Website and app data records:
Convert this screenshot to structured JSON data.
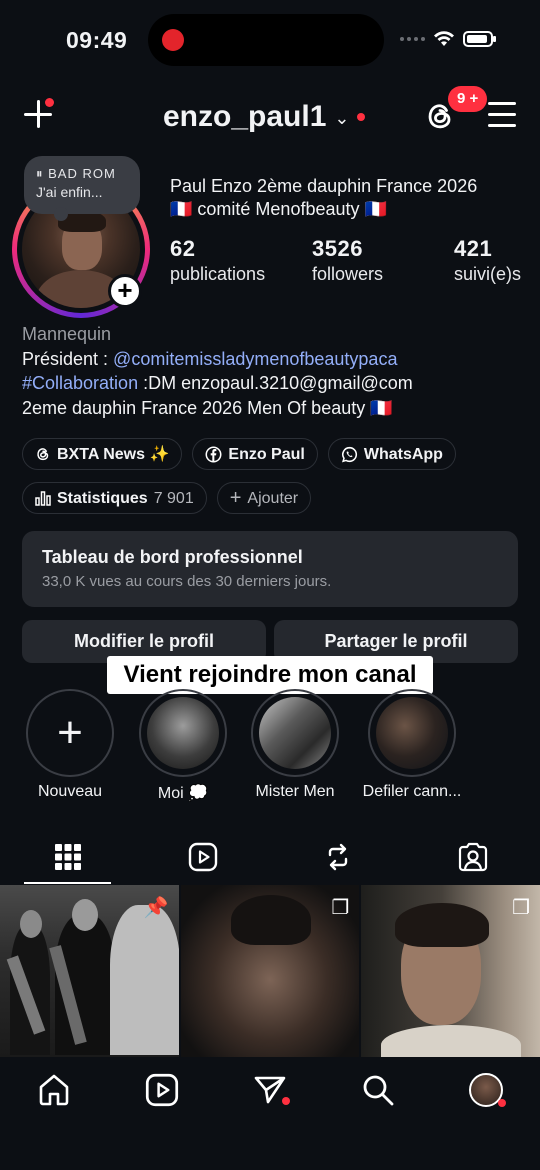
{
  "status_bar": {
    "time": "09:49"
  },
  "header": {
    "username": "enzo_paul1",
    "notification_badge": "9 +"
  },
  "note": {
    "line1": "BAD ROM",
    "line2": "J'ai enfin..."
  },
  "profile": {
    "full_name_line1": "Paul Enzo 2ème dauphin France 2026",
    "full_name_line2": "🇫🇷 comité Menofbeauty 🇫🇷",
    "stats": [
      {
        "num": "62",
        "label": "publications"
      },
      {
        "num": "3526",
        "label": "followers"
      },
      {
        "num": "421",
        "label": "suivi(e)s"
      }
    ]
  },
  "bio": {
    "category": "Mannequin",
    "line1_prefix": "Président : ",
    "line1_link": "@comitemissladymenofbeautypaca",
    "line2_tag": "#Collaboration",
    "line2_rest": " :DM enzopaul.3210@gmail@com",
    "line3": "2eme dauphin France 2026 Men Of beauty 🇫🇷"
  },
  "links": [
    {
      "icon": "threads-icon",
      "label": "BXTA News ✨"
    },
    {
      "icon": "facebook-icon",
      "label": "Enzo Paul"
    },
    {
      "icon": "whatsapp-icon",
      "label": "WhatsApp"
    }
  ],
  "tools": {
    "stats_label": "Statistiques",
    "stats_value": "7 901",
    "add_label": "Ajouter"
  },
  "dashboard": {
    "title": "Tableau de bord professionnel",
    "subtitle": "33,0 K vues au cours des 30 derniers jours."
  },
  "buttons": {
    "edit": "Modifier le profil",
    "share": "Partager le profil"
  },
  "video_caption": "Vient rejoindre mon canal",
  "highlights": [
    {
      "label": "Nouveau"
    },
    {
      "label": "Moi 💭"
    },
    {
      "label": "Mister Men"
    },
    {
      "label": "Defiler cann..."
    }
  ],
  "colors": {
    "background": "#0c0f14",
    "accent_link": "#93aef8",
    "notification": "#ff3040",
    "card": "#25282e"
  }
}
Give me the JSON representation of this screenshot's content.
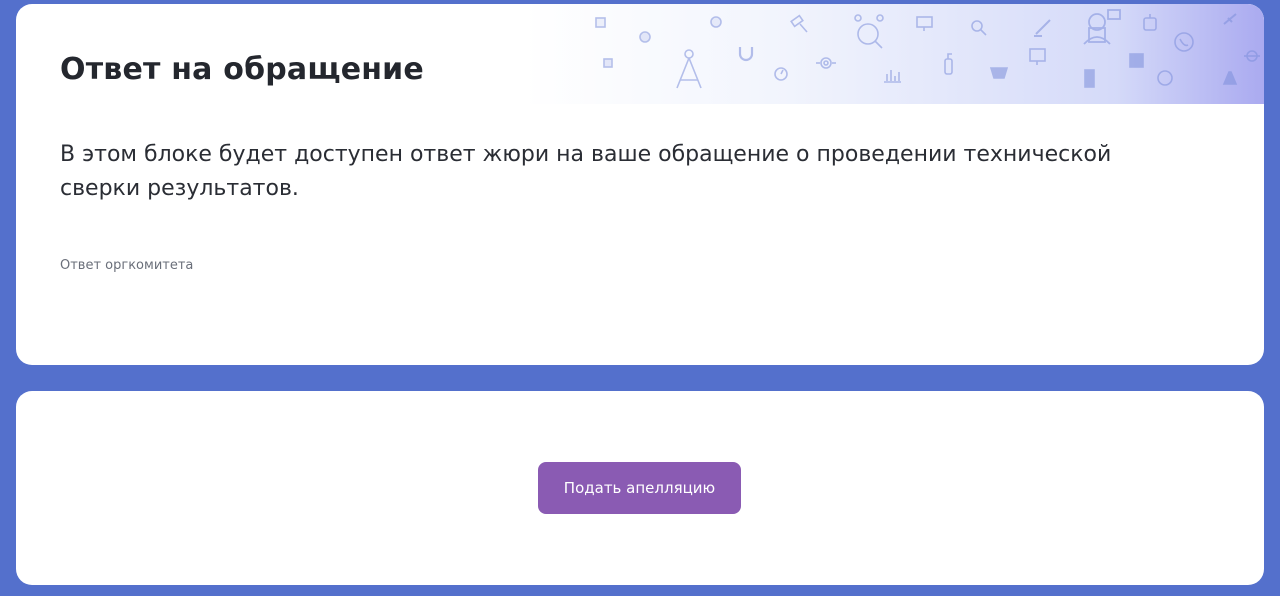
{
  "answer_card": {
    "title": "Ответ на обращение",
    "description": "В этом блоке будет доступен ответ жюри на ваше обращение о проведении технической сверки результатов.",
    "caption": "Ответ оргкомитета"
  },
  "appeal_card": {
    "button_label": "Подать апелляцию"
  },
  "decoration": {
    "icons": [
      "compass-icon",
      "magnet-icon",
      "stopwatch-icon",
      "gavel-icon",
      "molecule-icon",
      "chart-magnifier-icon",
      "monitor-icon",
      "microscope-icon",
      "fire-extinguisher-icon",
      "gem-icon",
      "scientist-icon",
      "code-icon",
      "robot-icon",
      "chip-icon",
      "scroll-icon",
      "phone-icon",
      "flask-icon",
      "planet-icon"
    ]
  },
  "colors": {
    "page_background": "#5470cc",
    "card_background": "#ffffff",
    "button_background": "#8a5bb3",
    "decor_icon": "#6a7fd8"
  }
}
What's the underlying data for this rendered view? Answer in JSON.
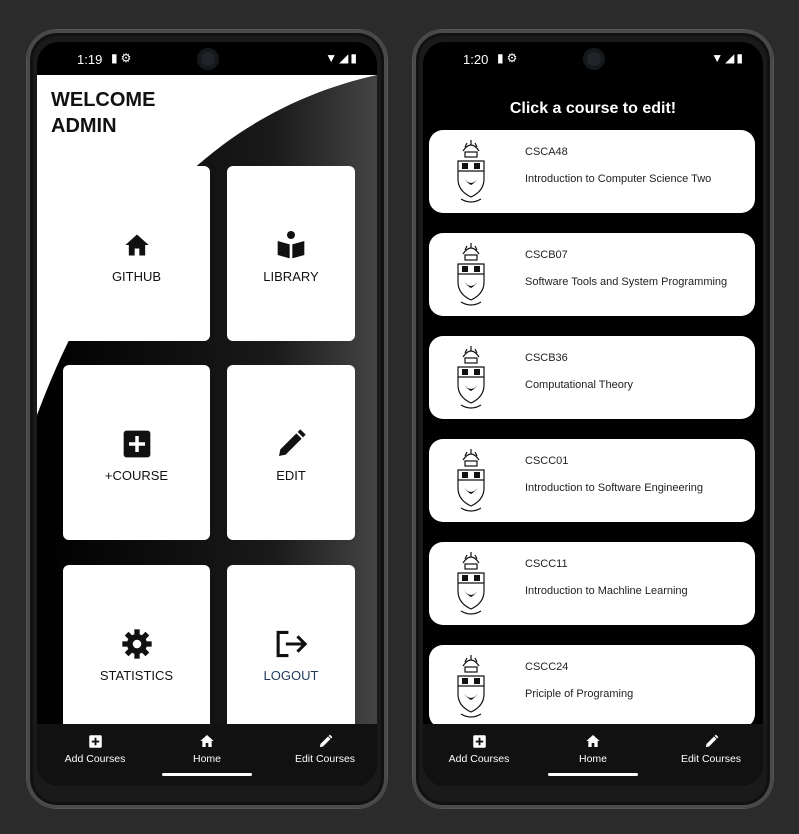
{
  "left_screen": {
    "status": {
      "time": "1:19"
    },
    "welcome": {
      "line1": "WELCOME",
      "line2": "ADMIN"
    },
    "tiles": [
      {
        "label": "GITHUB",
        "icon": "home-icon"
      },
      {
        "label": "LIBRARY",
        "icon": "book-reader-icon"
      },
      {
        "label": "+COURSE",
        "icon": "plus-box-icon"
      },
      {
        "label": "EDIT",
        "icon": "pencil-icon"
      },
      {
        "label": "STATISTICS",
        "icon": "gear-icon"
      },
      {
        "label": "LOGOUT",
        "icon": "logout-icon",
        "label_color": "#1f3a5a"
      }
    ]
  },
  "right_screen": {
    "status": {
      "time": "1:20"
    },
    "title": "Click a course to edit!",
    "courses": [
      {
        "code": "CSCA48",
        "name": "Introduction to Computer Science Two"
      },
      {
        "code": "CSCB07",
        "name": "Software Tools and System Programming"
      },
      {
        "code": "CSCB36",
        "name": "Computational Theory"
      },
      {
        "code": "CSCC01",
        "name": "Introduction to Software Engineering"
      },
      {
        "code": "CSCC11",
        "name": "Introduction to Machline Learning"
      },
      {
        "code": "CSCC24",
        "name": "Priciple of Programing"
      }
    ]
  },
  "bottom_nav": [
    {
      "label": "Add Courses",
      "icon": "plus-box-icon"
    },
    {
      "label": "Home",
      "icon": "home-icon"
    },
    {
      "label": "Edit Courses",
      "icon": "pencil-icon"
    }
  ]
}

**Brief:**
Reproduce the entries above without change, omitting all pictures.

**Solution to this task:**
Convert this screenshot to structured JSON data.
{
  "status_bar": {
    "time": "09:49"
  },
  "header": {
    "username": "enzo_paul1",
    "notification_badge": "9 +"
  },
  "note": {
    "line1": "BAD ROM",
    "line2": "J'ai enfin..."
  },
  "profile": {
    "full_name_line1": "Paul Enzo 2ème dauphin France 2026",
    "full_name_line2": "🇫🇷 comité Menofbeauty 🇫🇷",
    "stats": [
      {
        "num": "62",
        "label": "publications"
      },
      {
        "num": "3526",
        "label": "followers"
      },
      {
        "num": "421",
        "label": "suivi(e)s"
      }
    ]
  },
  "bio": {
    "category": "Mannequin",
    "line1_prefix": "Président : ",
    "line1_link": "@comitemissladymenofbeautypaca",
    "line2_tag": "#Collaboration",
    "line2_rest": " :DM enzopaul.3210@gmail@com",
    "line3": "2eme dauphin France 2026 Men Of beauty 🇫🇷"
  },
  "links": [
    {
      "icon": "threads-icon",
      "label": "BXTA News ✨"
    },
    {
      "icon": "facebook-icon",
      "label": "Enzo Paul"
    },
    {
      "icon": "whatsapp-icon",
      "label": "WhatsApp"
    }
  ],
  "tools": {
    "stats_label": "Statistiques",
    "stats_value": "7 901",
    "add_label": "Ajouter"
  },
  "dashboard": {
    "title": "Tableau de bord professionnel",
    "subtitle": "33,0 K vues au cours des 30 derniers jours."
  },
  "buttons": {
    "edit": "Modifier le profil",
    "share": "Partager le profil"
  },
  "video_caption": "Vient rejoindre mon canal",
  "highlights": [
    {
      "label": "Nouveau"
    },
    {
      "label": "Moi 💭"
    },
    {
      "label": "Mister Men"
    },
    {
      "label": "Defiler cann..."
    }
  ],
  "colors": {
    "background": "#0c0f14",
    "accent_link": "#93aef8",
    "notification": "#ff3040",
    "card": "#25282e"
  }
}
Give me the JSON representation of this screenshot's content.
{
  "answer_card": {
    "title": "Ответ на обращение",
    "description": "В этом блоке будет доступен ответ жюри на ваше обращение о проведении технической сверки результатов.",
    "caption": "Ответ оргкомитета"
  },
  "appeal_card": {
    "button_label": "Подать апелляцию"
  },
  "decoration": {
    "icons": [
      "compass-icon",
      "magnet-icon",
      "stopwatch-icon",
      "gavel-icon",
      "molecule-icon",
      "chart-magnifier-icon",
      "monitor-icon",
      "microscope-icon",
      "fire-extinguisher-icon",
      "gem-icon",
      "scientist-icon",
      "code-icon",
      "robot-icon",
      "chip-icon",
      "scroll-icon",
      "phone-icon",
      "flask-icon",
      "planet-icon"
    ]
  },
  "colors": {
    "page_background": "#5470cc",
    "card_background": "#ffffff",
    "button_background": "#8a5bb3",
    "decor_icon": "#6a7fd8"
  }
}
What's the underlying data for this rendered view? Answer in JSON.
{
  "left_screen": {
    "status": {
      "time": "1:19"
    },
    "welcome": {
      "line1": "WELCOME",
      "line2": "ADMIN"
    },
    "tiles": [
      {
        "label": "GITHUB",
        "icon": "home-icon"
      },
      {
        "label": "LIBRARY",
        "icon": "book-reader-icon"
      },
      {
        "label": "+COURSE",
        "icon": "plus-box-icon"
      },
      {
        "label": "EDIT",
        "icon": "pencil-icon"
      },
      {
        "label": "STATISTICS",
        "icon": "gear-icon"
      },
      {
        "label": "LOGOUT",
        "icon": "logout-icon",
        "label_color": "#1f3a5a"
      }
    ]
  },
  "right_screen": {
    "status": {
      "time": "1:20"
    },
    "title": "Click a course to edit!",
    "courses": [
      {
        "code": "CSCA48",
        "name": "Introduction to Computer Science Two"
      },
      {
        "code": "CSCB07",
        "name": "Software Tools and System Programming"
      },
      {
        "code": "CSCB36",
        "name": "Computational Theory"
      },
      {
        "code": "CSCC01",
        "name": "Introduction to Software Engineering"
      },
      {
        "code": "CSCC11",
        "name": "Introduction to Machline Learning"
      },
      {
        "code": "CSCC24",
        "name": "Priciple of Programing"
      }
    ]
  },
  "bottom_nav": [
    {
      "label": "Add Courses",
      "icon": "plus-box-icon"
    },
    {
      "label": "Home",
      "icon": "home-icon"
    },
    {
      "label": "Edit Courses",
      "icon": "pencil-icon"
    }
  ]
}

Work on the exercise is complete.